++++ TASK MATERIAL ++++
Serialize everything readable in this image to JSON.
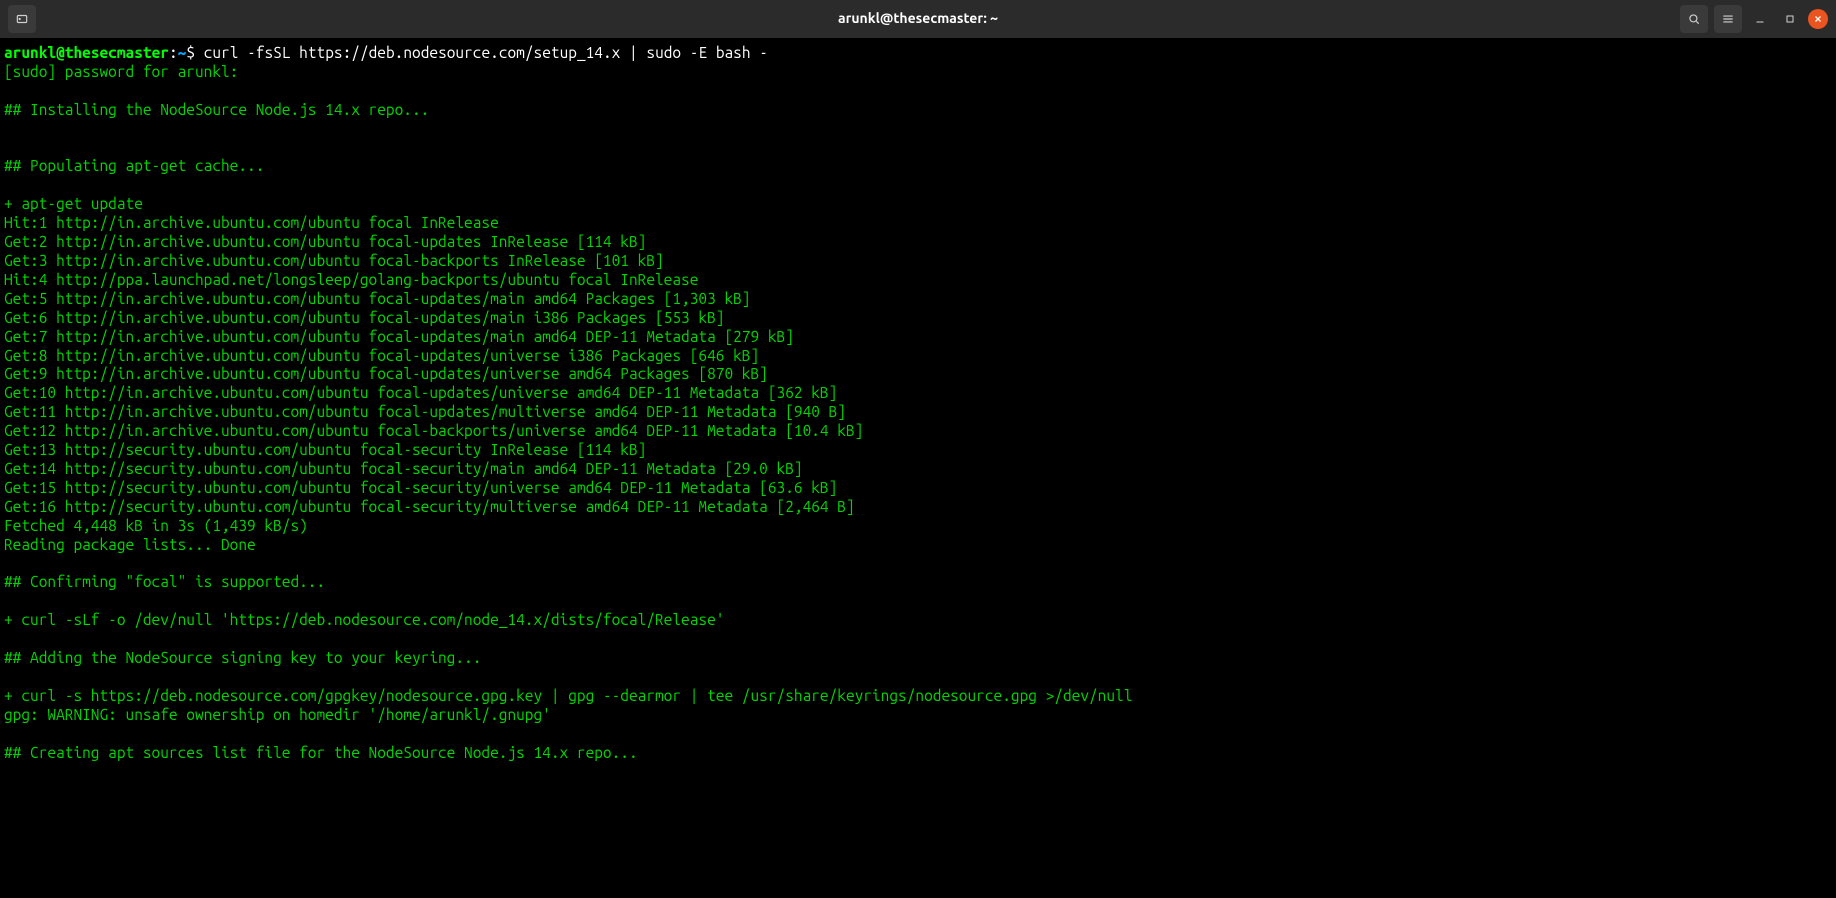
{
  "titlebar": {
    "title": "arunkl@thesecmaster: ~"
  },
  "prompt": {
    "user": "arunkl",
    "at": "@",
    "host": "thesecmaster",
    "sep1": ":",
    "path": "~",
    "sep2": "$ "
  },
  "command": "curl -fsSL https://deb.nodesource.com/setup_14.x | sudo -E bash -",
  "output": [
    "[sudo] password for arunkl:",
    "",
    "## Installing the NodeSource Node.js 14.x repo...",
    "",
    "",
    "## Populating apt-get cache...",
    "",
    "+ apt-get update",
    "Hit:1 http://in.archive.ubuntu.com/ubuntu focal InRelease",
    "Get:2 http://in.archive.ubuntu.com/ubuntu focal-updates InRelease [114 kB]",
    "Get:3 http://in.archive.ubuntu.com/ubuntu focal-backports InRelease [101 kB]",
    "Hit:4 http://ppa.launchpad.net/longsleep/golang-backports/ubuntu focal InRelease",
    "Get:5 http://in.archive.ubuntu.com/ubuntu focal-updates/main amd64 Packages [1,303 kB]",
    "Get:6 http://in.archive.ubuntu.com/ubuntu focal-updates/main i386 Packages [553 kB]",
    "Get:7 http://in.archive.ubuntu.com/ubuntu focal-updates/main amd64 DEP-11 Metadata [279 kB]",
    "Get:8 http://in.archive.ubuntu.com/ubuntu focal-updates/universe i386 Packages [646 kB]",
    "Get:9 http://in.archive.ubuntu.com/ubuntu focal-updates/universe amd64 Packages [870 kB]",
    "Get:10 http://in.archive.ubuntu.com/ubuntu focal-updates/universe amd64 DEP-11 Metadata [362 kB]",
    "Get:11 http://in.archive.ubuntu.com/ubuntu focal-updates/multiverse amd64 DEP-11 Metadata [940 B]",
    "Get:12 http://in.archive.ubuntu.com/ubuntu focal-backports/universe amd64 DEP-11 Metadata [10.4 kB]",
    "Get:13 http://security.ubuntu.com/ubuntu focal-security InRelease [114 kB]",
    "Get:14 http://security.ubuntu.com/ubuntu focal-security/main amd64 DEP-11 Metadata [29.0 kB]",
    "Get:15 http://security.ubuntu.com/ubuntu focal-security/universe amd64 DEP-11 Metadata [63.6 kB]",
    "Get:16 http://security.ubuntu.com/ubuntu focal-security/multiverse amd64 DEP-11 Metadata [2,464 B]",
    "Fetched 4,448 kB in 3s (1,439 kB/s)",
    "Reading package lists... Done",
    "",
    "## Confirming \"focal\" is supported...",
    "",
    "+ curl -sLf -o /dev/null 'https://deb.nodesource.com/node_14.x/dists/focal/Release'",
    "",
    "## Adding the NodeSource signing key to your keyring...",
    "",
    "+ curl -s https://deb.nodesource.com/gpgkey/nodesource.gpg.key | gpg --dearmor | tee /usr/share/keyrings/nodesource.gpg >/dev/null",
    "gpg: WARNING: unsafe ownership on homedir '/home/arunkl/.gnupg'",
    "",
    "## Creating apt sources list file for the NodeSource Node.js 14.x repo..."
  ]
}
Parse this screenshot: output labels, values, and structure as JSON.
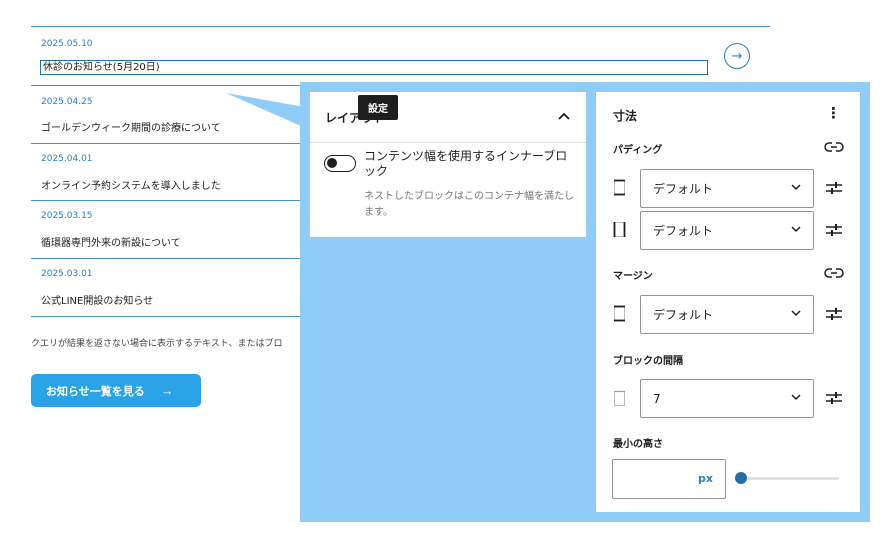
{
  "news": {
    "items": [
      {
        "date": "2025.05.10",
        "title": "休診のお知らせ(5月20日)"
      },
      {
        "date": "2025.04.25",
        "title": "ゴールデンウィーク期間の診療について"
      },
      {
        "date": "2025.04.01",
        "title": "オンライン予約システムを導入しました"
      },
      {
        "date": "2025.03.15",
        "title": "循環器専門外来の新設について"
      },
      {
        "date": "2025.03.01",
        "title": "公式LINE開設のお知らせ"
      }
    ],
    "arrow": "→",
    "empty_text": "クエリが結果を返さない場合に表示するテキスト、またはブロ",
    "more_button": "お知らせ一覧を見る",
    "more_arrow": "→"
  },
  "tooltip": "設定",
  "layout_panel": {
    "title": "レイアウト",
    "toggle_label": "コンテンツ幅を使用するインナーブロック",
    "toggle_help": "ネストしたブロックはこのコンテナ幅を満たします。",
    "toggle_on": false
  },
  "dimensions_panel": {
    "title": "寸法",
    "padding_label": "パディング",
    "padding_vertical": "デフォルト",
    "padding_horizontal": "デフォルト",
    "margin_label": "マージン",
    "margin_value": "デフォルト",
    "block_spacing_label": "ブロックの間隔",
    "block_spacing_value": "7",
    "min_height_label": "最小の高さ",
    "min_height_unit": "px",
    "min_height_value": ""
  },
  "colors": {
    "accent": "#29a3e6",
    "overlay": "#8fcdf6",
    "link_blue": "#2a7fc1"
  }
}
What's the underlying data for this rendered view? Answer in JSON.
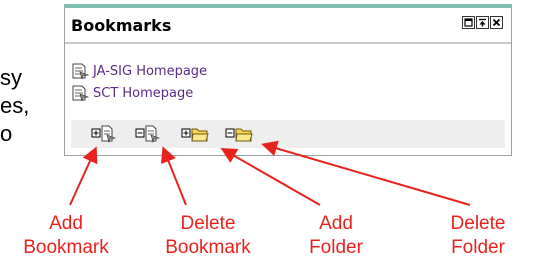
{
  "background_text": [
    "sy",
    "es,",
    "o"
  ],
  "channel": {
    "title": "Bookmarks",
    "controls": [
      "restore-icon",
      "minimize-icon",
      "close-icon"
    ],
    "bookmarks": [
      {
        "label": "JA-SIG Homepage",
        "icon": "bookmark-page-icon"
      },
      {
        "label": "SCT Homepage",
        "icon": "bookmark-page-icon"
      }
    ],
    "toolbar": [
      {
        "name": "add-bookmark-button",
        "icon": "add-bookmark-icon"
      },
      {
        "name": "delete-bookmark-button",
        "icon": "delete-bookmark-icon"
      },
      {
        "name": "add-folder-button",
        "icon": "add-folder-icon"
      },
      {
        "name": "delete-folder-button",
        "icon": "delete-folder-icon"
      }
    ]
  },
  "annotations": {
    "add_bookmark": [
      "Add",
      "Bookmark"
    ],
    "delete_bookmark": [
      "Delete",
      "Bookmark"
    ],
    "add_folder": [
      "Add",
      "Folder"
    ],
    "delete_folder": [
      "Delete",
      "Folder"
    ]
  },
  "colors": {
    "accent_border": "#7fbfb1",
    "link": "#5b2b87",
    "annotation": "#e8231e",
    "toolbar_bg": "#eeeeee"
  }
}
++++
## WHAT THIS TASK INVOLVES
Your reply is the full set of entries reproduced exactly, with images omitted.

## ANSWER SPACE
Serialize everything readable in this image to JSON.
{
  "titlebar": {
    "title": "arunkl@thesecmaster: ~"
  },
  "prompt": {
    "user": "arunkl",
    "at": "@",
    "host": "thesecmaster",
    "sep1": ":",
    "path": "~",
    "sep2": "$ "
  },
  "command": "curl -fsSL https://deb.nodesource.com/setup_14.x | sudo -E bash -",
  "output": [
    "[sudo] password for arunkl:",
    "",
    "## Installing the NodeSource Node.js 14.x repo...",
    "",
    "",
    "## Populating apt-get cache...",
    "",
    "+ apt-get update",
    "Hit:1 http://in.archive.ubuntu.com/ubuntu focal InRelease",
    "Get:2 http://in.archive.ubuntu.com/ubuntu focal-updates InRelease [114 kB]",
    "Get:3 http://in.archive.ubuntu.com/ubuntu focal-backports InRelease [101 kB]",
    "Hit:4 http://ppa.launchpad.net/longsleep/golang-backports/ubuntu focal InRelease",
    "Get:5 http://in.archive.ubuntu.com/ubuntu focal-updates/main amd64 Packages [1,303 kB]",
    "Get:6 http://in.archive.ubuntu.com/ubuntu focal-updates/main i386 Packages [553 kB]",
    "Get:7 http://in.archive.ubuntu.com/ubuntu focal-updates/main amd64 DEP-11 Metadata [279 kB]",
    "Get:8 http://in.archive.ubuntu.com/ubuntu focal-updates/universe i386 Packages [646 kB]",
    "Get:9 http://in.archive.ubuntu.com/ubuntu focal-updates/universe amd64 Packages [870 kB]",
    "Get:10 http://in.archive.ubuntu.com/ubuntu focal-updates/universe amd64 DEP-11 Metadata [362 kB]",
    "Get:11 http://in.archive.ubuntu.com/ubuntu focal-updates/multiverse amd64 DEP-11 Metadata [940 B]",
    "Get:12 http://in.archive.ubuntu.com/ubuntu focal-backports/universe amd64 DEP-11 Metadata [10.4 kB]",
    "Get:13 http://security.ubuntu.com/ubuntu focal-security InRelease [114 kB]",
    "Get:14 http://security.ubuntu.com/ubuntu focal-security/main amd64 DEP-11 Metadata [29.0 kB]",
    "Get:15 http://security.ubuntu.com/ubuntu focal-security/universe amd64 DEP-11 Metadata [63.6 kB]",
    "Get:16 http://security.ubuntu.com/ubuntu focal-security/multiverse amd64 DEP-11 Metadata [2,464 B]",
    "Fetched 4,448 kB in 3s (1,439 kB/s)",
    "Reading package lists... Done",
    "",
    "## Confirming \"focal\" is supported...",
    "",
    "+ curl -sLf -o /dev/null 'https://deb.nodesource.com/node_14.x/dists/focal/Release'",
    "",
    "## Adding the NodeSource signing key to your keyring...",
    "",
    "+ curl -s https://deb.nodesource.com/gpgkey/nodesource.gpg.key | gpg --dearmor | tee /usr/share/keyrings/nodesource.gpg >/dev/null",
    "gpg: WARNING: unsafe ownership on homedir '/home/arunkl/.gnupg'",
    "",
    "## Creating apt sources list file for the NodeSource Node.js 14.x repo..."
  ]
}
Parse this screenshot: output labels, values, and structure as JSON.
{
  "news": {
    "items": [
      {
        "date": "2025.05.10",
        "title": "休診のお知らせ(5月20日)"
      },
      {
        "date": "2025.04.25",
        "title": "ゴールデンウィーク期間の診療について"
      },
      {
        "date": "2025.04.01",
        "title": "オンライン予約システムを導入しました"
      },
      {
        "date": "2025.03.15",
        "title": "循環器専門外来の新設について"
      },
      {
        "date": "2025.03.01",
        "title": "公式LINE開設のお知らせ"
      }
    ],
    "arrow": "→",
    "empty_text": "クエリが結果を返さない場合に表示するテキスト、またはブロ",
    "more_button": "お知らせ一覧を見る",
    "more_arrow": "→"
  },
  "tooltip": "設定",
  "layout_panel": {
    "title": "レイアウト",
    "toggle_label": "コンテンツ幅を使用するインナーブロック",
    "toggle_help": "ネストしたブロックはこのコンテナ幅を満たします。",
    "toggle_on": false
  },
  "dimensions_panel": {
    "title": "寸法",
    "padding_label": "パディング",
    "padding_vertical": "デフォルト",
    "padding_horizontal": "デフォルト",
    "margin_label": "マージン",
    "margin_value": "デフォルト",
    "block_spacing_label": "ブロックの間隔",
    "block_spacing_value": "7",
    "min_height_label": "最小の高さ",
    "min_height_unit": "px",
    "min_height_value": ""
  },
  "colors": {
    "accent": "#29a3e6",
    "overlay": "#8fcdf6",
    "link_blue": "#2a7fc1"
  }
}
What's the underlying data for this rendered view? Answer in JSON.
{
  "background_text": [
    "sy",
    "es,",
    "o"
  ],
  "channel": {
    "title": "Bookmarks",
    "controls": [
      "restore-icon",
      "minimize-icon",
      "close-icon"
    ],
    "bookmarks": [
      {
        "label": "JA-SIG Homepage",
        "icon": "bookmark-page-icon"
      },
      {
        "label": "SCT Homepage",
        "icon": "bookmark-page-icon"
      }
    ],
    "toolbar": [
      {
        "name": "add-bookmark-button",
        "icon": "add-bookmark-icon"
      },
      {
        "name": "delete-bookmark-button",
        "icon": "delete-bookmark-icon"
      },
      {
        "name": "add-folder-button",
        "icon": "add-folder-icon"
      },
      {
        "name": "delete-folder-button",
        "icon": "delete-folder-icon"
      }
    ]
  },
  "annotations": {
    "add_bookmark": [
      "Add",
      "Bookmark"
    ],
    "delete_bookmark": [
      "Delete",
      "Bookmark"
    ],
    "add_folder": [
      "Add",
      "Folder"
    ],
    "delete_folder": [
      "Delete",
      "Folder"
    ]
  },
  "colors": {
    "accent_border": "#7fbfb1",
    "link": "#5b2b87",
    "annotation": "#e8231e",
    "toolbar_bg": "#eeeeee"
  }
}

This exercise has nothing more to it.